** GOAL OF THE EXERCISE **
Take the entries below and write them out exactly, with each picture removed.

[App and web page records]
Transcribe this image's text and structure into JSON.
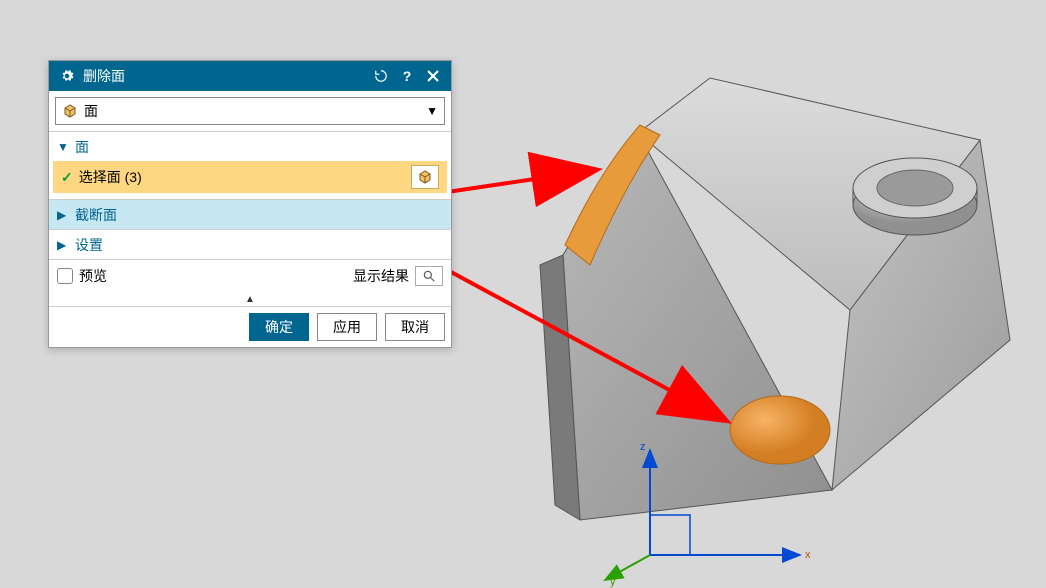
{
  "dialog": {
    "title": "删除面",
    "dropdown": {
      "label": "面"
    },
    "sections": {
      "face": {
        "label": "面",
        "expanded": true
      },
      "cutoff": {
        "label": "截断面",
        "expanded": false
      },
      "settings": {
        "label": "设置",
        "expanded": false
      }
    },
    "selection": {
      "check": "✓",
      "text": "选择面 (3)"
    },
    "preview": {
      "label": "预览"
    },
    "show_result": {
      "label": "显示结果"
    },
    "buttons": {
      "ok": "确定",
      "apply": "应用",
      "cancel": "取消"
    }
  },
  "colors": {
    "accent": "#00668f",
    "highlight": "#ffd782",
    "section_hl": "#c7e7f3",
    "selected_face": "#e89b3a"
  },
  "axes": {
    "x": "x",
    "y": "y",
    "z": "z"
  }
}
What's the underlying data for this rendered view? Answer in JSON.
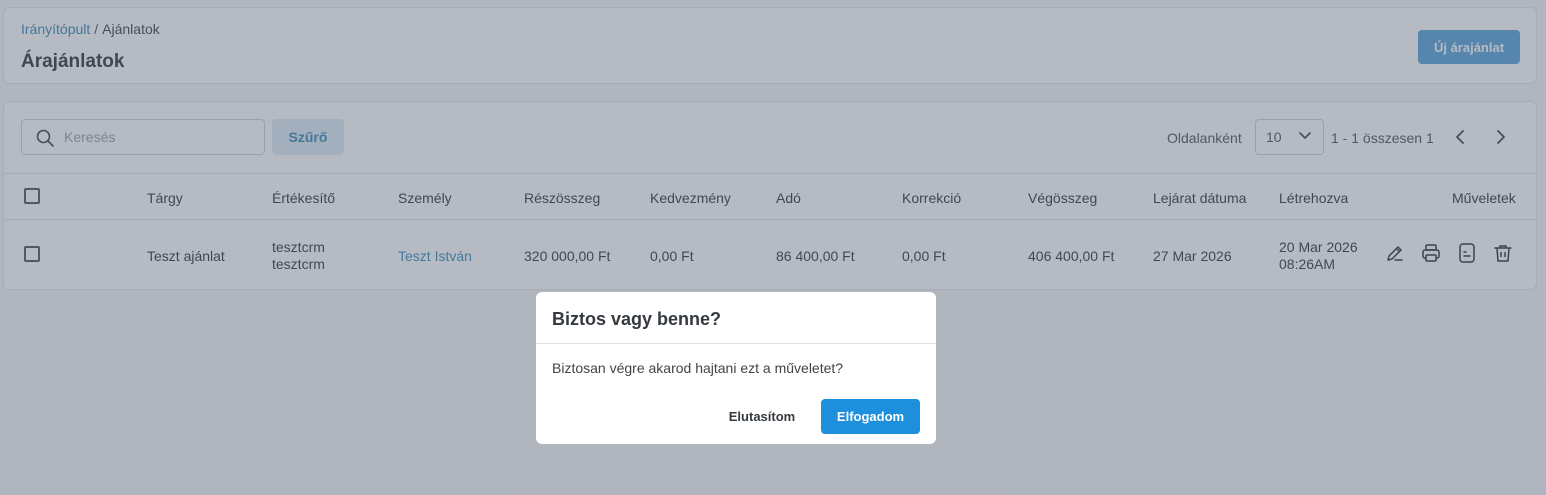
{
  "breadcrumb": {
    "root": "Irányítópult",
    "separator": "/",
    "current": "Ajánlatok"
  },
  "page": {
    "title": "Árajánlatok",
    "new_button": "Új árajánlat"
  },
  "toolbar": {
    "search_placeholder": "Keresés",
    "filter_button": "Szűrő",
    "per_page_label": "Oldalanként",
    "per_page_value": "10",
    "page_info": "1 - 1 összesen 1"
  },
  "table": {
    "columns": {
      "subject": "Tárgy",
      "seller": "Értékesítő",
      "person": "Személy",
      "subtotal": "Részösszeg",
      "discount": "Kedvezmény",
      "tax": "Adó",
      "correction": "Korrekció",
      "total": "Végösszeg",
      "expiry": "Lejárat dátuma",
      "created": "Létrehozva",
      "actions": "Műveletek"
    },
    "rows": [
      {
        "subject": "Teszt ajánlat",
        "seller_line1": "tesztcrm",
        "seller_line2": "tesztcrm",
        "person": "Teszt István",
        "subtotal": "320 000,00 Ft",
        "discount": "0,00 Ft",
        "tax": "86 400,00 Ft",
        "correction": "0,00 Ft",
        "total": "406 400,00 Ft",
        "expiry": "27 Mar 2026",
        "created_date": "20 Mar 2026",
        "created_time": "08:26AM"
      }
    ]
  },
  "modal": {
    "title": "Biztos vagy benne?",
    "message": "Biztosan végre akarod hajtani ezt a műveletet?",
    "reject_button": "Elutasítom",
    "accept_button": "Elfogadom"
  },
  "colors": {
    "accent": "#1e8fdc",
    "link": "#3c8dbc",
    "overlay": "rgba(80,90,110,0.42)"
  },
  "icons": [
    "search-icon",
    "chevron-down-icon",
    "chevron-left-icon",
    "chevron-right-icon",
    "edit-icon",
    "print-icon",
    "document-icon",
    "trash-icon"
  ]
}
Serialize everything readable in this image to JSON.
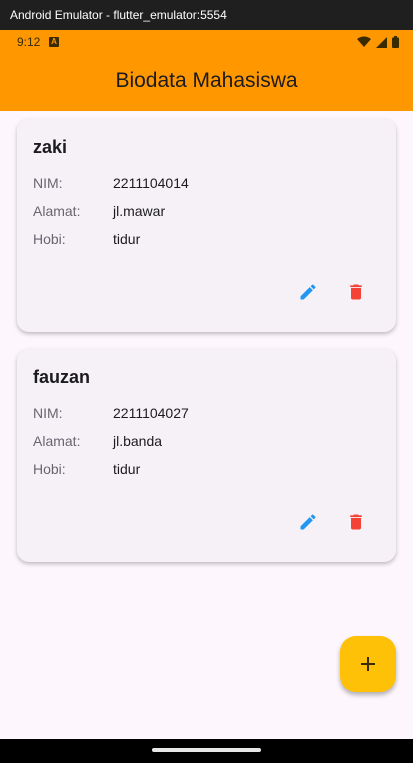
{
  "window": {
    "title": "Android Emulator - flutter_emulator:5554"
  },
  "statusbar": {
    "time": "9:12",
    "notification_icon": "A"
  },
  "appbar": {
    "title": "Biodata Mahasiswa"
  },
  "colors": {
    "appbar": "#ff9800",
    "edit": "#2196f3",
    "delete": "#f44336",
    "fab": "#ffc107"
  },
  "cards": [
    {
      "name": "zaki",
      "fields": [
        {
          "label": "NIM:",
          "value": "2211104014"
        },
        {
          "label": "Alamat:",
          "value": "jl.mawar"
        },
        {
          "label": "Hobi:",
          "value": "tidur"
        }
      ]
    },
    {
      "name": "fauzan",
      "fields": [
        {
          "label": "NIM:",
          "value": "2211104027"
        },
        {
          "label": "Alamat:",
          "value": "jl.banda"
        },
        {
          "label": "Hobi:",
          "value": "tidur"
        }
      ]
    }
  ],
  "icons": {
    "edit": "pencil-icon",
    "delete": "trash-icon",
    "fab": "plus-icon"
  }
}
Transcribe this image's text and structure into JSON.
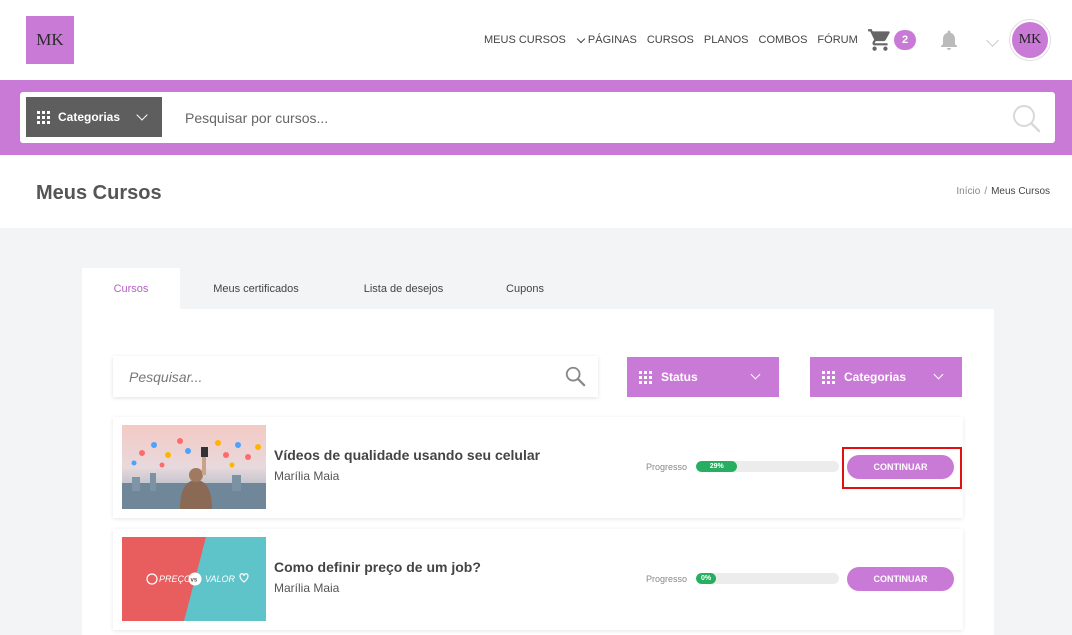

** TASK SOLUTION **
Transcribe this image's text and structure into JSON.
{
  "dialog": {
    "title": "删除面",
    "dropdown": {
      "label": "面"
    },
    "sections": {
      "face": {
        "label": "面",
        "expanded": true
      },
      "cutoff": {
        "label": "截断面",
        "expanded": false
      },
      "settings": {
        "label": "设置",
        "expanded": false
      }
    },
    "selection": {
      "check": "✓",
      "text": "选择面 (3)"
    },
    "preview": {
      "label": "预览"
    },
    "show_result": {
      "label": "显示结果"
    },
    "buttons": {
      "ok": "确定",
      "apply": "应用",
      "cancel": "取消"
    }
  },
  "colors": {
    "accent": "#00668f",
    "highlight": "#ffd782",
    "section_hl": "#c7e7f3",
    "selected_face": "#e89b3a"
  },
  "axes": {
    "x": "x",
    "y": "y",
    "z": "z"
  }
}
What's the underlying data for this rendered view? Answer in JSON.
{
  "breadcrumb": {
    "root": "Irányítópult",
    "separator": "/",
    "current": "Ajánlatok"
  },
  "page": {
    "title": "Árajánlatok",
    "new_button": "Új árajánlat"
  },
  "toolbar": {
    "search_placeholder": "Keresés",
    "filter_button": "Szűrő",
    "per_page_label": "Oldalanként",
    "per_page_value": "10",
    "page_info": "1 - 1 összesen 1"
  },
  "table": {
    "columns": {
      "subject": "Tárgy",
      "seller": "Értékesítő",
      "person": "Személy",
      "subtotal": "Részösszeg",
      "discount": "Kedvezmény",
      "tax": "Adó",
      "correction": "Korrekció",
      "total": "Végösszeg",
      "expiry": "Lejárat dátuma",
      "created": "Létrehozva",
      "actions": "Műveletek"
    },
    "rows": [
      {
        "subject": "Teszt ajánlat",
        "seller_line1": "tesztcrm",
        "seller_line2": "tesztcrm",
        "person": "Teszt István",
        "subtotal": "320 000,00 Ft",
        "discount": "0,00 Ft",
        "tax": "86 400,00 Ft",
        "correction": "0,00 Ft",
        "total": "406 400,00 Ft",
        "expiry": "27 Mar 2026",
        "created_date": "20 Mar 2026",
        "created_time": "08:26AM"
      }
    ]
  },
  "modal": {
    "title": "Biztos vagy benne?",
    "message": "Biztosan végre akarod hajtani ezt a műveletet?",
    "reject_button": "Elutasítom",
    "accept_button": "Elfogadom"
  },
  "colors": {
    "accent": "#1e8fdc",
    "link": "#3c8dbc",
    "overlay": "rgba(80,90,110,0.42)"
  },
  "icons": [
    "search-icon",
    "chevron-down-icon",
    "chevron-left-icon",
    "chevron-right-icon",
    "edit-icon",
    "print-icon",
    "document-icon",
    "trash-icon"
  ]
}
Serialize everything readable in this image to JSON.
{
  "window": {
    "title": "Android Emulator - flutter_emulator:5554"
  },
  "statusbar": {
    "time": "9:12",
    "notification_icon": "A"
  },
  "appbar": {
    "title": "Biodata Mahasiswa"
  },
  "colors": {
    "appbar": "#ff9800",
    "edit": "#2196f3",
    "delete": "#f44336",
    "fab": "#ffc107"
  },
  "cards": [
    {
      "name": "zaki",
      "fields": [
        {
          "label": "NIM:",
          "value": "2211104014"
        },
        {
          "label": "Alamat:",
          "value": "jl.mawar"
        },
        {
          "label": "Hobi:",
          "value": "tidur"
        }
      ]
    },
    {
      "name": "fauzan",
      "fields": [
        {
          "label": "NIM:",
          "value": "2211104027"
        },
        {
          "label": "Alamat:",
          "value": "jl.banda"
        },
        {
          "label": "Hobi:",
          "value": "tidur"
        }
      ]
    }
  ],
  "icons": {
    "edit": "pencil-icon",
    "delete": "trash-icon",
    "fab": "plus-icon"
  }
}
Transcribe this image's text and structure into JSON.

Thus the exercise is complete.